One of the lessons of former President Donald Trump’s second impeachment proceedings is that convicting a president is virtually impossible.
The jury in Trump’s impeachment trial, the 100 men and women who make up the Senate, were not only witnesses to the violent insurrection Trump was charged with inciting but were also some of the primary victims of Trump’s alleged crime. The evidence presented at Trump’s trial suggests that he refused to help senators who were being pursued by rioters, including those whose chants suggested they could have quickly become a lynch mob.
And yet, in the end, only seven of the 17 Republicans necessary to convict Trump voted to do so.
There are very good reasons why a supermajority vote is required for such a conviction. A federal official who is impeached and convicted may be permanently disqualified from holding office. So if the threshold for conviction were too low, a vengeful political party could potentially impeach everyone in their rival party who has ever held federal office, and permanently strip them of their ability to hold office.
But it also means that a minority of Americans receive an outsize say in who should and should not be convicted.
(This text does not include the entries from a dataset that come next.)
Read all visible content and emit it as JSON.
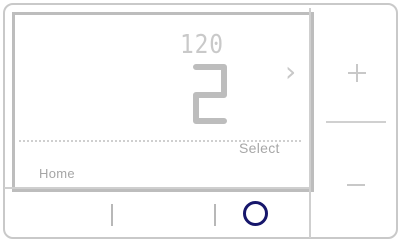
{
  "display": {
    "small_readout": "120",
    "main_digit": "2",
    "select_label": "Select",
    "home_label": "Home"
  },
  "icons": {
    "next": "chevron-right-icon",
    "plus": "plus-icon",
    "minus": "minus-icon",
    "circle": "circle-icon"
  },
  "colors": {
    "accent": "#16166b",
    "display_text": "#a7a7a7",
    "outline": "#c9c9c9"
  }
}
This is the case because the Senate is structurally biased toward Republicans. Small red states like Wyoming receive the same number of senators as large blue states like California, even though California has 68 times as many people as Wyoming. Although the current Senate is evenly split between Democrats and Republicans, the Democratic half represents nearly 42 million more people than the Republican half.
The Senate’s Republican bias becomes even more striking when you look at Trump’s second impeachment vote. The 57 senators who voted to convict Trump represent about 202 million people, while the 43 senators who voted to acquit represent only about 125 million. In total, the bloc of senators who voted to convict Trump represents 76,704,798 more people than the bloc that voted “not guilty.”
I derived these numbers by using 2019 population estimates from the United States Census Bureau. In each state where both senators voted the same way, I allocated the state’s entire population to either “guilty” or “not guilty.” In states with split delegations, I allocated half of the state’s population to each outcome. You can check my work using this spreadsheet.
For what it’s worth, these numbers suggest that Trump still would have been acquitted even if US senators were chosen in free and fair elections where every vote counts equally. While the bloc of senators who voted to convict represent over 200 million people, that’s a little less than 62 percent of the total population — or less than the two-thirds majority necessary to convict someone in an impeachment trial.
That fact, much like Trump’s second impeachment itself, is a monument to the near insurmountability of the 67-vote threshold applied to presidential impeachments.
All that said, the fact remains that seven senators of Trump’s own party broke with him on this important vote. That’s a historic occasion.
Until Trump’s first impeachment trial in 2020, no senator had ever voted to convict a president of the same party in all of American history — Sen. Mitt Romney (R-UT) was the only Republican who voted for conviction the first time around. Now seven Republicans have deemed Trump unfit for service.
But seven isn’t enough. The high threshold for a conviction also means that some guilty officials will escape sanction, even if their crimes are obvious. And even if those crimes targeted the Capitol itself.